[WHAT YOU NEED TO DO]: Filter the entries below, keeping every line that has the word "zhangsan".

(Component data from apps and pages)
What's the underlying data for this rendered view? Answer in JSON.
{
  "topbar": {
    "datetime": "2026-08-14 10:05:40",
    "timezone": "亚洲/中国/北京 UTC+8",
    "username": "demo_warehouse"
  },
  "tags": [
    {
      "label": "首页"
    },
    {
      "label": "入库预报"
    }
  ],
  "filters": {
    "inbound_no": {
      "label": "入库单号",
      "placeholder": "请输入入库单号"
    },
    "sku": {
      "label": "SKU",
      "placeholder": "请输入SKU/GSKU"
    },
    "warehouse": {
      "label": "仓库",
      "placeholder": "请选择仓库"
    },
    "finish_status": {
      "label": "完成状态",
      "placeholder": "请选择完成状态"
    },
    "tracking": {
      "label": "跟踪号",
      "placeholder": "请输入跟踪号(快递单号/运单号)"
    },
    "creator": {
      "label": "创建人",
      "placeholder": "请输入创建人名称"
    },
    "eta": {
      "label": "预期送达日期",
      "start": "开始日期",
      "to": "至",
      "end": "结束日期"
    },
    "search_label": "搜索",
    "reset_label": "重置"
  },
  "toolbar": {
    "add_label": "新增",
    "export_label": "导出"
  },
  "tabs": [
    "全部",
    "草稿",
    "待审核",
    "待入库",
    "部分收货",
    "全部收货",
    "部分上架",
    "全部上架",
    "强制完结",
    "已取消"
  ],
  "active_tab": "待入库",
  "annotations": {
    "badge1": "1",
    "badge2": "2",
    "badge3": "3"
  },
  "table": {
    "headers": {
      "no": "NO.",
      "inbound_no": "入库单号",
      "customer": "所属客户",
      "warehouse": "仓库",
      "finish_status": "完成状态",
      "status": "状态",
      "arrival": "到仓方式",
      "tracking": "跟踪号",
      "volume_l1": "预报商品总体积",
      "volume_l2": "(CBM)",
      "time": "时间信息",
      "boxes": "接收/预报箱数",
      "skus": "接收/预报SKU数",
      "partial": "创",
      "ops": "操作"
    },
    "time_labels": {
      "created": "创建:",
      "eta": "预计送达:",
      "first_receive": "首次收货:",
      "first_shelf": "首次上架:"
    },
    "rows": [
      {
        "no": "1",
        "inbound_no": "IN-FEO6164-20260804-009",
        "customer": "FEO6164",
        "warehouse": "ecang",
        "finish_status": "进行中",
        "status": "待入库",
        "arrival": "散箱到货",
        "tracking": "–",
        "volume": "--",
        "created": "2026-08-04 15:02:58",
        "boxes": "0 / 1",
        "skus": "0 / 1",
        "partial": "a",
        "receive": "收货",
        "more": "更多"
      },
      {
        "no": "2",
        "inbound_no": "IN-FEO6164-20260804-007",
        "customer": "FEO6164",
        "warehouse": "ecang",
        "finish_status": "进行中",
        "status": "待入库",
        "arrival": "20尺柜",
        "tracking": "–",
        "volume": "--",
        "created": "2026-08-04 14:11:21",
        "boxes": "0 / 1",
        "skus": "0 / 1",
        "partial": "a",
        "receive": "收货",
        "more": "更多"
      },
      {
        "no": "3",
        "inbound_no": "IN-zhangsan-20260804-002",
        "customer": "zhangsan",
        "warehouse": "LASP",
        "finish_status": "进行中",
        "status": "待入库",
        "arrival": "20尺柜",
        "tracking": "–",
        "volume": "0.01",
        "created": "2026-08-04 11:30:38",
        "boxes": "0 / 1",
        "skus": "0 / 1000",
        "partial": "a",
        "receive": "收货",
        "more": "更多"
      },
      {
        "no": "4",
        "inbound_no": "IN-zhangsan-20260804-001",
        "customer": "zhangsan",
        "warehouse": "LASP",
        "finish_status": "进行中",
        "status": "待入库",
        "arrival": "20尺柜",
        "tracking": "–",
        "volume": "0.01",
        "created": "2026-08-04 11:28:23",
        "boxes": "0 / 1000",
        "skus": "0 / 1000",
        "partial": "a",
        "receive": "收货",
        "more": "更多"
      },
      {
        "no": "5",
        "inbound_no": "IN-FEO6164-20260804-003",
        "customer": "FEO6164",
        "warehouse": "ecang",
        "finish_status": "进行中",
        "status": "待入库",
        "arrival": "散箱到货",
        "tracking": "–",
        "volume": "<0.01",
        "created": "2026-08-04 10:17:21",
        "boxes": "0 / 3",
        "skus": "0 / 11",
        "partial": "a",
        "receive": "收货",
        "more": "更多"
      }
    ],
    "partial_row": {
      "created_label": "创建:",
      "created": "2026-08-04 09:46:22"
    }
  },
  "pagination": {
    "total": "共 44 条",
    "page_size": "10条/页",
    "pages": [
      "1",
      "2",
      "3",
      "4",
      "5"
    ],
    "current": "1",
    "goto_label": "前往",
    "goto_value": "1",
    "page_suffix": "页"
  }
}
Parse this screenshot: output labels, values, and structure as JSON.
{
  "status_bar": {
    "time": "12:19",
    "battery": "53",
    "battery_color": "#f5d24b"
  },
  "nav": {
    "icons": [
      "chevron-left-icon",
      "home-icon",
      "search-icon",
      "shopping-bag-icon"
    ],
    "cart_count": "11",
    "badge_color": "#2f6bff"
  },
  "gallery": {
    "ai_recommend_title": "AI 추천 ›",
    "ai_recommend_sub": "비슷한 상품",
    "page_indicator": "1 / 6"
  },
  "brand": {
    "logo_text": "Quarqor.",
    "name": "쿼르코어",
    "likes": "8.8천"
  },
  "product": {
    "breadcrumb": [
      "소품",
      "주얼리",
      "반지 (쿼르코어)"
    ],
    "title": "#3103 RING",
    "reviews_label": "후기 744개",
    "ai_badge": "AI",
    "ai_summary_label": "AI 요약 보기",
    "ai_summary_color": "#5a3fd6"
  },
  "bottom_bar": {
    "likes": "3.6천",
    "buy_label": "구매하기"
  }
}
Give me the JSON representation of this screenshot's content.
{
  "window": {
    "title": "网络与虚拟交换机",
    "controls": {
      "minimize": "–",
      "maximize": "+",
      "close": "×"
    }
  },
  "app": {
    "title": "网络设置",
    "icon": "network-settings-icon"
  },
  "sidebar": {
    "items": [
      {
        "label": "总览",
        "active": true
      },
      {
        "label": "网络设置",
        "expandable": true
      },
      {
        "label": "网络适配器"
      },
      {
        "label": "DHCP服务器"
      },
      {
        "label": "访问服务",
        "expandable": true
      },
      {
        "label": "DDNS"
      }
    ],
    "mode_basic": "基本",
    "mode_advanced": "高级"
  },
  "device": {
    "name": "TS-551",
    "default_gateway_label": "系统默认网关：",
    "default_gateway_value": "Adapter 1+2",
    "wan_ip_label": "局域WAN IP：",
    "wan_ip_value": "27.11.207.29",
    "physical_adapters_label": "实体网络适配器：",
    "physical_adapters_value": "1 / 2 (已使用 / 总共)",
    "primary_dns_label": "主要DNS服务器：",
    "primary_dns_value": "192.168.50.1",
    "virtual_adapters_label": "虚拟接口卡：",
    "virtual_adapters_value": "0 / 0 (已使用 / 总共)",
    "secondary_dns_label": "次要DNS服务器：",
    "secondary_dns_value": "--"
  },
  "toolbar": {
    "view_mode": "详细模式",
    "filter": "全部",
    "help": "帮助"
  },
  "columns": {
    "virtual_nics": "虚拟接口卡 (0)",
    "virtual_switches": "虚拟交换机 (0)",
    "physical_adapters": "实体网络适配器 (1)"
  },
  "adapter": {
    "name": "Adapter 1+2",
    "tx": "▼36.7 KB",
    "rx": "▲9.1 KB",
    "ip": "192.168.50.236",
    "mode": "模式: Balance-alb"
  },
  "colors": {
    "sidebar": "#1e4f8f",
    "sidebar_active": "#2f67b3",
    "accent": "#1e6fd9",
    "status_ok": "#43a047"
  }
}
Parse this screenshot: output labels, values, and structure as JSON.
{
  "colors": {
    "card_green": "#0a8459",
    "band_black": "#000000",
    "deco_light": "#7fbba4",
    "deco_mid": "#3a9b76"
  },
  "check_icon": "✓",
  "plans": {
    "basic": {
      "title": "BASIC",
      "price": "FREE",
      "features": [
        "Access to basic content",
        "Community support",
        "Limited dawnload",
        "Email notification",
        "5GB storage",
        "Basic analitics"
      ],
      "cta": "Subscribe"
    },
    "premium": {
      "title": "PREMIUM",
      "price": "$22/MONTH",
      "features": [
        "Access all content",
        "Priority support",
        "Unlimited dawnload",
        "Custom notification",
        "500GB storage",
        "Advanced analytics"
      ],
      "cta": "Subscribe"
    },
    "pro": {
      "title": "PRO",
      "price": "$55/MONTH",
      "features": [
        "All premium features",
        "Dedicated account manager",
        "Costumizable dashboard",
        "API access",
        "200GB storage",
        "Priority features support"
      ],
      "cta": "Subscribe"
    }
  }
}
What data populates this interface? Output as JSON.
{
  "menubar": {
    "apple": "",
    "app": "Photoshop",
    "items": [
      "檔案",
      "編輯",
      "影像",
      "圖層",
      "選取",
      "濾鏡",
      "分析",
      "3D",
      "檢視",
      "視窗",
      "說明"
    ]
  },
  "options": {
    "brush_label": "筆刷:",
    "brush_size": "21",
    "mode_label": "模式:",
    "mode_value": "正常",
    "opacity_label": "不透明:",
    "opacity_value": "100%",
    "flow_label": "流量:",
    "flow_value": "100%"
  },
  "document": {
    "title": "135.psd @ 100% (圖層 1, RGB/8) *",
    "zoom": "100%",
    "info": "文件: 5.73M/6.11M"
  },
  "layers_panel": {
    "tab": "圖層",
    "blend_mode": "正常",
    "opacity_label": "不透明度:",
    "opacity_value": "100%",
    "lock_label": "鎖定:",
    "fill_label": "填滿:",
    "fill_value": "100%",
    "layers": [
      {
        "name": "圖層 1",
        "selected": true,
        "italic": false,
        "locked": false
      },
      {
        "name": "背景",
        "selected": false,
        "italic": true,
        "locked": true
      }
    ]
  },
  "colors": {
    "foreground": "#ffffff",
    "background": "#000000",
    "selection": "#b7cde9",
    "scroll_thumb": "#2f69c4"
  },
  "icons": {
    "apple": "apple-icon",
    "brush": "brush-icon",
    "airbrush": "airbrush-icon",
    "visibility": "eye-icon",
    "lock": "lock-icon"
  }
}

[REPLY TO THE TASK]:
        "inbound_no": "IN-zhangsan-20260804-002",
        "customer": "zhangsan",
        "inbound_no": "IN-zhangsan-20260804-001",
        "customer": "zhangsan",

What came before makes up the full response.